Seeking solutions for the artificial pancreas: new methods for improving continuous glucose monitoring and closed loop postprandial glycaemic control
Project reference: FP7-PEOPLE-2009-IEF, ref 252085
Title: Seeking solutions for the artificial pancreas: new methods for improving continuous glucose monitoring and closed loop postprandial glycaemic control – SOLARE
Participating centers: Universitat Politècnica de València
Principal investigator: Jorge Bondia (Host); Paolo Rossetti (Fellow)
Funded by: European Community
Funding awared: €160,793.00
In the last two decades, technological progresses have fuelled research on closed-loop glucose control systems, the so-called artificial pancreas, for effective treatment of type 1 diabetic subjects. Preliminary studies using off-the-shelf insulin pumps and continuous glucose monitoring (CGM) sensors have suggested that in research settings, closed-loop systems that automatically dispense insulin can achieve better control of glucose levels than open-loop systems in which a person makes dosing decisions. Such promising results prompted the Juvenile Diabetes Research Foundation (JDRF) to push the research forward by launching its Artificial Pancreas Project 3 years ago, and the US Food and Drug Administration (FDA) to designate the artificial pancreas as a priority within its Critical Path Initiative. However, so far only a few prototypes have been developed and tested in controlled clinical settings. In fact, several challenges do still exist:
1. Coping with big disturbances affecting the system, such as meals, stress and exercise;
2. Robustness face to the great variability of patient’s physiological behaviour;
3. Accuracy and reliability of continuous glucose monitors, that must be improved to a higher degree;
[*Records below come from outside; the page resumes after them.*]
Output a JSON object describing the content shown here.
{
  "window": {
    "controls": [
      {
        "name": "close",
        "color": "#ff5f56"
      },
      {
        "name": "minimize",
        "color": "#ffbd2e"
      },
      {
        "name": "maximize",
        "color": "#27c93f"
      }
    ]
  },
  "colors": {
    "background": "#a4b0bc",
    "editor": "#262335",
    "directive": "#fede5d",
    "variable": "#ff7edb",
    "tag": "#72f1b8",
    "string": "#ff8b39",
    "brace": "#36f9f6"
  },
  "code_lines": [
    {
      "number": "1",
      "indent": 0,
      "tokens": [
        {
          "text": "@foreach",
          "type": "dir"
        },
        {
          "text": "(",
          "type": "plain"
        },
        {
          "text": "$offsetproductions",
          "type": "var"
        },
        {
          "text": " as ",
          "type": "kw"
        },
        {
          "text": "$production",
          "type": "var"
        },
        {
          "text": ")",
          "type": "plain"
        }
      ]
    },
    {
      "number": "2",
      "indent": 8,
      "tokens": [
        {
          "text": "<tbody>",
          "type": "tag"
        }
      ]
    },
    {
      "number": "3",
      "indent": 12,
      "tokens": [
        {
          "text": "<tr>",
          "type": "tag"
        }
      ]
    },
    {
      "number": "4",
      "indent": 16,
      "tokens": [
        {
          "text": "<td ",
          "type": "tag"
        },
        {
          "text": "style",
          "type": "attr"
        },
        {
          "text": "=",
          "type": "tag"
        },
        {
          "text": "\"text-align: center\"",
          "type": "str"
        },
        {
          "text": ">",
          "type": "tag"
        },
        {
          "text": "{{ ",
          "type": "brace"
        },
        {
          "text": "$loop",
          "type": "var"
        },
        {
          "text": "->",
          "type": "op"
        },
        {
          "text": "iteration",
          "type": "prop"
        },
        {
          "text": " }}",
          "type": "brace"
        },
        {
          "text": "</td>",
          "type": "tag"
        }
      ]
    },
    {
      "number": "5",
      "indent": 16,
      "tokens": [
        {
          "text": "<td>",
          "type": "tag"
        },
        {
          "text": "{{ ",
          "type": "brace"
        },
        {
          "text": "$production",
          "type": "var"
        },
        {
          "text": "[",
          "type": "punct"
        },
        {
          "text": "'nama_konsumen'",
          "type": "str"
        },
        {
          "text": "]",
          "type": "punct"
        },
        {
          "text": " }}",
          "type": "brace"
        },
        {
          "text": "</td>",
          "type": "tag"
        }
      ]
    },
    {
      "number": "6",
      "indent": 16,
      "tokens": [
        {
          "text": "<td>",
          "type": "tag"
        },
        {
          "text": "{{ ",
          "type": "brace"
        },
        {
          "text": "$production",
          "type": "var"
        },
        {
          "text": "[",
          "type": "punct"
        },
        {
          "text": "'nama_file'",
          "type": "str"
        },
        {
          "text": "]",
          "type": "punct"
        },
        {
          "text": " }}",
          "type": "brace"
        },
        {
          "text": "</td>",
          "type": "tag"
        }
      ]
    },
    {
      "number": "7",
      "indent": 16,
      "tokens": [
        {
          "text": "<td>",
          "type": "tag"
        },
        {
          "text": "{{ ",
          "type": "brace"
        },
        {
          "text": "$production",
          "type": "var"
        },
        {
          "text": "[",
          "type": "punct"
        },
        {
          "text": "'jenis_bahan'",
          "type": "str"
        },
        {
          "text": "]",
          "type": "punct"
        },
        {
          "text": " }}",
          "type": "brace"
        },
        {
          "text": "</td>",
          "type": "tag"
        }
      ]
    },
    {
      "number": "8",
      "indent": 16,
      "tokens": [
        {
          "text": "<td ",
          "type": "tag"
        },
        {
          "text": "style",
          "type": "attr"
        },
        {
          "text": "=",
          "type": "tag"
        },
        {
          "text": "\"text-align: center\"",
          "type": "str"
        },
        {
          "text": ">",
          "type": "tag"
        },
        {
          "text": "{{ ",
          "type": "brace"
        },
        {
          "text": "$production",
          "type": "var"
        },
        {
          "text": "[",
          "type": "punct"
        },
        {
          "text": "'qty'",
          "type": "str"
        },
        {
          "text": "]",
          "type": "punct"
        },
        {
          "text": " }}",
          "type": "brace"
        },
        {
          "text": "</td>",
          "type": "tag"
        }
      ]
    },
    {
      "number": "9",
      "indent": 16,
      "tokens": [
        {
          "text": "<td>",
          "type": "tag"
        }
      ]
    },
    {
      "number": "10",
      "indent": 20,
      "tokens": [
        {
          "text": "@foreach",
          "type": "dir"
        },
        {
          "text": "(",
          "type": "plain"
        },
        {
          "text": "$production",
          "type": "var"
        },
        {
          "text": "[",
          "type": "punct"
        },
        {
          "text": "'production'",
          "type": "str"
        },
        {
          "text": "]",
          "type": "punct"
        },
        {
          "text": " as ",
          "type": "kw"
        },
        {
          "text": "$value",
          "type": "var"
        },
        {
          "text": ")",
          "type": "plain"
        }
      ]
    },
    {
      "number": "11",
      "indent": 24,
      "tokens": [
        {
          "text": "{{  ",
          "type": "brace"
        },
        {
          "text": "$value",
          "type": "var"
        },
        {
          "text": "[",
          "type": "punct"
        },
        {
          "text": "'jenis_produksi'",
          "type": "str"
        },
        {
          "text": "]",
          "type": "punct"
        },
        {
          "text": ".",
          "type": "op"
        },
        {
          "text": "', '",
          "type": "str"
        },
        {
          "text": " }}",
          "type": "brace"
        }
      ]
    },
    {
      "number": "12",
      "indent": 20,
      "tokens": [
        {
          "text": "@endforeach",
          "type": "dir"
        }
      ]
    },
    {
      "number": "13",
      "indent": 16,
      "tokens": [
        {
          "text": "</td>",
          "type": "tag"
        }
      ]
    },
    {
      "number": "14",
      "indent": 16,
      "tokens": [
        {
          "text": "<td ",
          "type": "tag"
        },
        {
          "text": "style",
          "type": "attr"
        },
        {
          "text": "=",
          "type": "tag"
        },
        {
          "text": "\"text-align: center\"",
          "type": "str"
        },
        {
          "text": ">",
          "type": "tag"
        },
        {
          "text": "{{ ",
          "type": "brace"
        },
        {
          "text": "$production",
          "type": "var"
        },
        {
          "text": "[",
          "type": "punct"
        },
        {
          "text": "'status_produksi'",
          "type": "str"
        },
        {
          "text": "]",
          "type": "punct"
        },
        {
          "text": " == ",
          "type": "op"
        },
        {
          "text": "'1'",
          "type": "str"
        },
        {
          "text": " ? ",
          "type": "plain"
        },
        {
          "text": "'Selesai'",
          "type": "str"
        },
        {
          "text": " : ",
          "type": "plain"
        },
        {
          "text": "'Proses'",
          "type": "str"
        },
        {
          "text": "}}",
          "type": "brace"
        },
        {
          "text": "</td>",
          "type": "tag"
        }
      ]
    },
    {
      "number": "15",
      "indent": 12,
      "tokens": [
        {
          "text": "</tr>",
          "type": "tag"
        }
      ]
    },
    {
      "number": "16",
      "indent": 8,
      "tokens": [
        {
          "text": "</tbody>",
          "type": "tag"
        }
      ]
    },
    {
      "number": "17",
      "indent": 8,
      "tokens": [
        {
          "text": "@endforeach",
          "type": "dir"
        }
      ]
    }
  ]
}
4. Safety of insulin pumps and detection of faults;
5. Adequate correction for the slow responsiveness of controllers due to delays in the control loop.
The general objective of this project is to get an efficient and safe closed-loop system to control glucose concentration after a meal perturbation. This will be achieved through:
1. The development of new feedback strategies for post-prandial glycaemic control. Assessment and clinical validation of a new algorithm for optimization of post-prandial (post-meal) glucose control will be carried out. Clinical results will drive the development of new closed-loop strategies to counteract efficiently meal perturbations without hypoglycaemia risk.
2. The improvement of accuracy and reliability of sensors for continuous glucose monitoring to detect hypoglycaemia. CGM devices estimate plasma glucose from measurements in the interstitium. However, relationship between plasma and interstitial glucose is not fully understood, especially under dynamic conditions. In this project, the relationship between plasma and interstitial glucose will be evaluated and modelled, with the specific aim to develop new calibration strategies improving CGM performance in hypoglycaemia.
It is expected that the improvement in control algorithms and measurement accuracy will allow getting the performance and safety required for automated post-meal control.
Universitat Politècnica de València:
- Jorge Bondia (host)
- Paolo Rossetti (fellow)
Hospital Clínico de Valencia
- F. Javier Ampudia